WCDMA signal coverage to satisfy the GSM and WCDMA service requirements
in the market. Based on the detailed calculation, reconstruct the backbones and
components like couplers, power splitters, and combiners. Reuse the tributaries
and antennas of the original network. In this way, the actual transmit power of the
WCDMA signals reaching antenna ports meets the design requirement.
8) For the convenience of future maintenance, install all combiners, power splitters,
and couplers in communication equipment rooms, except those in elevator
shafts.
6.7.3 Detailed Network Topological Diagram of an Indoor Distributed System
We can see from the output power of pilot signals of antenna ports at different floors,
the output power of WCDMA pilot signals of all antenna ports is larger than -5.4 dBm,
ensuring the design requirement of WCDMA signal coverage of the indoor distributed
system in the small commodity market. Figure 6-8 shows a detailed network
topological diagram of an indoor distributed system.

Guide
Guide to Indoor WCDMA Coverage Design For internal use only

2014-06-26 All rights reserved. Page 86 of 86

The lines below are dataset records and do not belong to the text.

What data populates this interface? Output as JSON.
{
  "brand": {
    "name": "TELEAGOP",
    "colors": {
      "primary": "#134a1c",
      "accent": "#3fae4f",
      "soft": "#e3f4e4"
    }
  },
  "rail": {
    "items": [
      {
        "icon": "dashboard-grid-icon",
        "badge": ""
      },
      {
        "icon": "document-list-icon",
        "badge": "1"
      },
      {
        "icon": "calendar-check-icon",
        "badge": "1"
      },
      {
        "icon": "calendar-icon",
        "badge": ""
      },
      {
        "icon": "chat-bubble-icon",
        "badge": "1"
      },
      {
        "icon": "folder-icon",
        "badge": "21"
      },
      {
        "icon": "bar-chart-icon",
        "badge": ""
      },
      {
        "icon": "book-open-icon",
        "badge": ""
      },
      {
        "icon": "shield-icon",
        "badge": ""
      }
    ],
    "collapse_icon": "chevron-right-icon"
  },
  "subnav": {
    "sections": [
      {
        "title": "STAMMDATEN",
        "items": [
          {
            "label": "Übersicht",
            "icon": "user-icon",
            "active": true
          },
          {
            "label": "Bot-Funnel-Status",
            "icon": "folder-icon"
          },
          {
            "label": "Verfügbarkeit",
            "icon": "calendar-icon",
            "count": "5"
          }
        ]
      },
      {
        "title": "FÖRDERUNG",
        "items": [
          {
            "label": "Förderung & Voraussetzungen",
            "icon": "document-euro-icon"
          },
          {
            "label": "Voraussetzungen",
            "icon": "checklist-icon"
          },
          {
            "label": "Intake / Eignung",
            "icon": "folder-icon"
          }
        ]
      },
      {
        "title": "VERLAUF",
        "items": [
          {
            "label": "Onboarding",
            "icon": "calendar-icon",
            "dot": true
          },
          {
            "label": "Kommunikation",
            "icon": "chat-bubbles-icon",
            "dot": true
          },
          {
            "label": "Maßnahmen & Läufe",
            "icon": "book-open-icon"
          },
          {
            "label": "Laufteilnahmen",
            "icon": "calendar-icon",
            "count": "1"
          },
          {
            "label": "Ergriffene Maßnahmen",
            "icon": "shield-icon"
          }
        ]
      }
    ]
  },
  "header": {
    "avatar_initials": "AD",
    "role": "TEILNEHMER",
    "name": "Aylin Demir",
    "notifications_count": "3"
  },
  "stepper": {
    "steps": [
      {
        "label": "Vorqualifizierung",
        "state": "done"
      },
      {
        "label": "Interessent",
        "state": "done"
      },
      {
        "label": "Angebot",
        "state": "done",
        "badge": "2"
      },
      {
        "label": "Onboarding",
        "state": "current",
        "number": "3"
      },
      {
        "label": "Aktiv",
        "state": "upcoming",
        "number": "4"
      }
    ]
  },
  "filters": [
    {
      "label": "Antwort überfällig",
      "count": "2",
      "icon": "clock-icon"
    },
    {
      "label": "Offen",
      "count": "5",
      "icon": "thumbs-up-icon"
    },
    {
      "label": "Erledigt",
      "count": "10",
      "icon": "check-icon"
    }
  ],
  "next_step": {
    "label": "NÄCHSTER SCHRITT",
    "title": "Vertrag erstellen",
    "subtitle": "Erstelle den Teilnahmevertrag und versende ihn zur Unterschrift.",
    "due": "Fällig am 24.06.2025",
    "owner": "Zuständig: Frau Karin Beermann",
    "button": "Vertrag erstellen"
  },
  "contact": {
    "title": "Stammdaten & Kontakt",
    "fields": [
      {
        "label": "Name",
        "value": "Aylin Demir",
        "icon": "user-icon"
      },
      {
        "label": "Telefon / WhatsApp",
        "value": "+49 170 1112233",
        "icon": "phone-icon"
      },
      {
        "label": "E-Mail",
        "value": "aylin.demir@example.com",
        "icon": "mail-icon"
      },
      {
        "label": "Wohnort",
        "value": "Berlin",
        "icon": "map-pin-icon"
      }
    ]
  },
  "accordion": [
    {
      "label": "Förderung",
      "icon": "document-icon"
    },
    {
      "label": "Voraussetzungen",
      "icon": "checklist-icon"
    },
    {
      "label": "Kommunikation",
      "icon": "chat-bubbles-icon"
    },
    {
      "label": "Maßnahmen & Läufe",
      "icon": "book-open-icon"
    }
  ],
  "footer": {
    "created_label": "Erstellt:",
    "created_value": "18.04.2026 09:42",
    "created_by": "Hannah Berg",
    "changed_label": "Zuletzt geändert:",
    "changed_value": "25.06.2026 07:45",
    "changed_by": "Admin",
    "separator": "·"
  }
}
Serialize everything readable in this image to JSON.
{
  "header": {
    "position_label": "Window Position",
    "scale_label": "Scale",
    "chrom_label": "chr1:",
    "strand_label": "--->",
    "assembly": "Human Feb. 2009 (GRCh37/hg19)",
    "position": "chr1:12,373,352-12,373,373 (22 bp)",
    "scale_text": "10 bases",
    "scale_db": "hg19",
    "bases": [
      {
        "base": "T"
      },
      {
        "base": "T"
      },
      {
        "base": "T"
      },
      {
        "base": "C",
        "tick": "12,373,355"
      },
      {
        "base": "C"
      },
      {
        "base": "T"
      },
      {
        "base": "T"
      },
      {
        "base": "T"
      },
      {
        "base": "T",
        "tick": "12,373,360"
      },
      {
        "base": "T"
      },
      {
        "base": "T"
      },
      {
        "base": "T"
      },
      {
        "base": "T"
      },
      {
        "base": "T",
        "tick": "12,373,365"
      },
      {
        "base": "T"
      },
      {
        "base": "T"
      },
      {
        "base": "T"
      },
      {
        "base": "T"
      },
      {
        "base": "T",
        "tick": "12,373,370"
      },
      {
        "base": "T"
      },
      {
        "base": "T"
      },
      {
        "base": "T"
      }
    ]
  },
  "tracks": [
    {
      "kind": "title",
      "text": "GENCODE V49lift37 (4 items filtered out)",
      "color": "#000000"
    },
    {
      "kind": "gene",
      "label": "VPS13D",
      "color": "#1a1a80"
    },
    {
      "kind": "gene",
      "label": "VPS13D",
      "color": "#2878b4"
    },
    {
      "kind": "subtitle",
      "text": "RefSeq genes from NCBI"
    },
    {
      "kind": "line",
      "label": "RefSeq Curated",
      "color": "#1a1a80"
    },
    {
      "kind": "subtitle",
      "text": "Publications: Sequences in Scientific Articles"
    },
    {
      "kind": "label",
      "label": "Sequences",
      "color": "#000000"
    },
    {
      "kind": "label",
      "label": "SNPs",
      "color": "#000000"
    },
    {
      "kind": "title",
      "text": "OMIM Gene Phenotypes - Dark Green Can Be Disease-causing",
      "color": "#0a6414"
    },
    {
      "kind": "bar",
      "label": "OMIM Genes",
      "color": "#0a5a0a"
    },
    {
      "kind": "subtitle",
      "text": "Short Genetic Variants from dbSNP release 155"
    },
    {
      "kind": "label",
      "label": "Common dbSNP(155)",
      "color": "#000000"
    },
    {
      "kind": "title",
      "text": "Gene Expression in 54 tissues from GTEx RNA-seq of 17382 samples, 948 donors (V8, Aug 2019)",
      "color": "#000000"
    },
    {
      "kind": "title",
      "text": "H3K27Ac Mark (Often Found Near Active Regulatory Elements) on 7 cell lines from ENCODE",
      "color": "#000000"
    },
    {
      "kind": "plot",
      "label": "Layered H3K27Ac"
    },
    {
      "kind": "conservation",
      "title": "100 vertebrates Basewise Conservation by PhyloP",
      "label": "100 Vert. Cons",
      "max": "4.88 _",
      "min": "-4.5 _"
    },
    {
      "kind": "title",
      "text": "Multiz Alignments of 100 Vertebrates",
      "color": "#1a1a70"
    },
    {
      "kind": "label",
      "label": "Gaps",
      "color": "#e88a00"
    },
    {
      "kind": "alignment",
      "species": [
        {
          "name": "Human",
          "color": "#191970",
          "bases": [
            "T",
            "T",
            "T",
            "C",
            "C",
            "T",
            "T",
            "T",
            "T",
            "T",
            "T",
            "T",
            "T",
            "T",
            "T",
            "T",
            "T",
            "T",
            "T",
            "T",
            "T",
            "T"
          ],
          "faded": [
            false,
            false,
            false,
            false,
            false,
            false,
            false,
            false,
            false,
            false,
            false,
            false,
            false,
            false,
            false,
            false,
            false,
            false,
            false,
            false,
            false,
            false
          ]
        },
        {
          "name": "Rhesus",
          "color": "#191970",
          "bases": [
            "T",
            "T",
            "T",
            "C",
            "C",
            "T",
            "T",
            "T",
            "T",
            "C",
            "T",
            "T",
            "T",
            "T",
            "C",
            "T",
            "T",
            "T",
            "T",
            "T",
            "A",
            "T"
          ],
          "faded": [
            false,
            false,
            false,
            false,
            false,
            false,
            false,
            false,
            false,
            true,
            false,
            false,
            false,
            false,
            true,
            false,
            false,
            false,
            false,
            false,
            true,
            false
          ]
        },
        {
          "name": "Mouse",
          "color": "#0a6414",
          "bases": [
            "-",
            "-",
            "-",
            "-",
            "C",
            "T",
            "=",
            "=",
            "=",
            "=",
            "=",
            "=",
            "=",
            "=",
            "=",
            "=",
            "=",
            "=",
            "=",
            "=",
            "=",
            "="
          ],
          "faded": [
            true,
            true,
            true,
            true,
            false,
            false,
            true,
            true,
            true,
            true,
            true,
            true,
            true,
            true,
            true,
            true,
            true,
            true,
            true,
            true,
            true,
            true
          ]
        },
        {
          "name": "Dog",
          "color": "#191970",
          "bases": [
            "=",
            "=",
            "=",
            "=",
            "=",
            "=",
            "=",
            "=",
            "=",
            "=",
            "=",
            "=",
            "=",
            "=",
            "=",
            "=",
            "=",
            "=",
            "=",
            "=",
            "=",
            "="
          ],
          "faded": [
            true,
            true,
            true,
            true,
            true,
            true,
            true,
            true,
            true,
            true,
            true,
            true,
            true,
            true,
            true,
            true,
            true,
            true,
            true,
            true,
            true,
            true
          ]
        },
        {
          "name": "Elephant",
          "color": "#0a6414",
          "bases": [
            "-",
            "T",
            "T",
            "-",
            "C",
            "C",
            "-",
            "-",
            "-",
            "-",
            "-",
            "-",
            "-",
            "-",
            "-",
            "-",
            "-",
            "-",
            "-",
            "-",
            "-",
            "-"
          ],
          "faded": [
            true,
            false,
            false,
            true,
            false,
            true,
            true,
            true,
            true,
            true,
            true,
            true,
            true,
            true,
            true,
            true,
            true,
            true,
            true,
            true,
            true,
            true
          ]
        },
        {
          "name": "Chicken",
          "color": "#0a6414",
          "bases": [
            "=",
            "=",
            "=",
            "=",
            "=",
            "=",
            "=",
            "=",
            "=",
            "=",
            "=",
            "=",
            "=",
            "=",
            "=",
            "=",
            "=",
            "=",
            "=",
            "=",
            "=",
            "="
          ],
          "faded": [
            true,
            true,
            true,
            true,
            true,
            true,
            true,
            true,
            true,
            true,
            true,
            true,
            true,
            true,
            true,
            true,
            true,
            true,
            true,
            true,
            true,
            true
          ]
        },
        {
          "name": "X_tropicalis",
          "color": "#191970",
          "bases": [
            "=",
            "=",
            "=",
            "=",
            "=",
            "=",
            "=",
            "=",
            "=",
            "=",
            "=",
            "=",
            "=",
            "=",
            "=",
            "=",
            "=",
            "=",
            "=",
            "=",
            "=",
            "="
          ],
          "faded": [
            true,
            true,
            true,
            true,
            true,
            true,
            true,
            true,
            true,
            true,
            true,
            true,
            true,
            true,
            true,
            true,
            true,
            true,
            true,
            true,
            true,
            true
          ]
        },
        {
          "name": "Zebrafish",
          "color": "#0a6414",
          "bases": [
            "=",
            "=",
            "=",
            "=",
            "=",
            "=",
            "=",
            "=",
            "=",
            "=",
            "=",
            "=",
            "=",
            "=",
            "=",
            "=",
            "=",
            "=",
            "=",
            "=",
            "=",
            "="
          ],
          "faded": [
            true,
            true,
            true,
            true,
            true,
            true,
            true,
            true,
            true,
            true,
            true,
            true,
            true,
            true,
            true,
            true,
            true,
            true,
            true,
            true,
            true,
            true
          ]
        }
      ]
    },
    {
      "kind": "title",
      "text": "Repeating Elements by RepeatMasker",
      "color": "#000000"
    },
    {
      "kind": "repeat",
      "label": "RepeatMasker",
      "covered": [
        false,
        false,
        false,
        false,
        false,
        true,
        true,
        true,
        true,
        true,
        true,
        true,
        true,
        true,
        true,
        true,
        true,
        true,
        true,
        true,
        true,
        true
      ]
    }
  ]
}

Remote
device 06
RRU
Communication equipment
room 1 on floor 1 of 1#
+33dBm
0.4dB
+32.6dBm
Legends:
Micro-strip coupler
Micro-strip power
splitter
5 dB (T00-00F)
PS00-00F
Ceiling mount omni-
directional antenna
Yagi directional antenna
7/8" feeder
1/2" feeder
10dB
(T01-1#/02F)
20m/2.1dB
5m/0.5dB
15dB
(T01-1#/01F)
10m/1.1dB
Combiner
5dB
(T01-1#/03F)
10m/1.1dB
20m/2.1dB
10m/1.1dB
PS02-1#03F
5m/0.5dB
5m/0.5dB
15m/1.6dB
+3dBm
ANT01-1#/05F
10dB
(T01-1#/05F)
10m/1.1dB
60m/6.4dB
+0.9dBm
ANT02-1#/05F
5dB
(T02-1#/05F)
10m/1.1dB
30m/3.2dB
+0.8dBm
ANT03-1#/05F
5dB
(T03-1#/05F)
65m/7dB
+0.2dBm
ANT04-
1#/05F
5m/0.5dB
15m/1.6dB
+3.4dBm
ANT01-1#/04F
10m/1.1dB
60m/6.4dB +0.3dBm
ANT02-1#/04F
5dB
(T02-1#/04F)
10m/1.1dB
30m/3.2dB
5dB
(T03-1#/04F)
65m/7dB
+0.8dBm
ANT04-
1#/04F
10dB
(T01-1#/04F)
+1.2dBm
ANT03-1#/04F
15m/1.6dB
+4.2dBm
ANT01-1#/03F
10m/1.1dB
60m/6.4dB
+1.1dBm
ANT02-1#/03F
5dB
(T03-1#/03F)
10m/1.1dB
30m/3.2dB
5dB
(T04-1#/03F)
65m/7dB
+1.6dBm
ANT04-
1#/03F
10dB
(T02-1#/03F)
+2dBm
ANT03-1#/03F
15m/1.6dB
+4.9dBm
ANT01-1#/02F
15m/1.6dB 5dB
(T02-1#/02F)
35m/3.7dB
-0.1dBm
ANT02-1#/02F
65m/7dB 5dB
(T03-1#/02F)
-1.3dBm
ANT03-
1#/02F
50m/5.4dB
+0.6dBm
ANT02-
1#/01F
+0.9dBm
ANT01-1#/01F
20m/2.1dB
5dB
(T02-1#/01F)
1#

Figure 6-8 Detailed network topological diagram of an indoor distributed system
7 Summary
7.1 Improvement Based on V2.01
Compared with V2.01, the following contents are added:
Indoor coverage solutions for HSDPA
Analysis of influences on the coverage and capacity of the existing R99 network
Methods of indoor HSDPA coverage
List of references:
Agilent, Indoor Getting Started Guide, Agilent Technologies, 2000/09/26
S. Y. Seidel and T. S. Rappaport, 914 MHz Path Loss Prediction Models for
Indoor Wireless Communications in Multifloored Buildings, IEEE Trans. on Ant. &
Prp., Vol. 40 No.2, 1992
Miao Jiashu, Guide to Wireless Network Estimate of WCDMA RNP, departmental
document, 2002/10/29
Wang Mingmin, Detailed Design Specifications for Link Budge Tool, Monographic
Technical Studies of WCDMA RNP, departmental document, 2002/08/17
Wei Jian, Report on the Planning for Jinmao Intranet of WCDMA RNP,
departmental document, 2002/12/04
Charles and Wan Lilong, Report on Indoor and Outdoor Co-coverage,
departmental document, 2006/02/15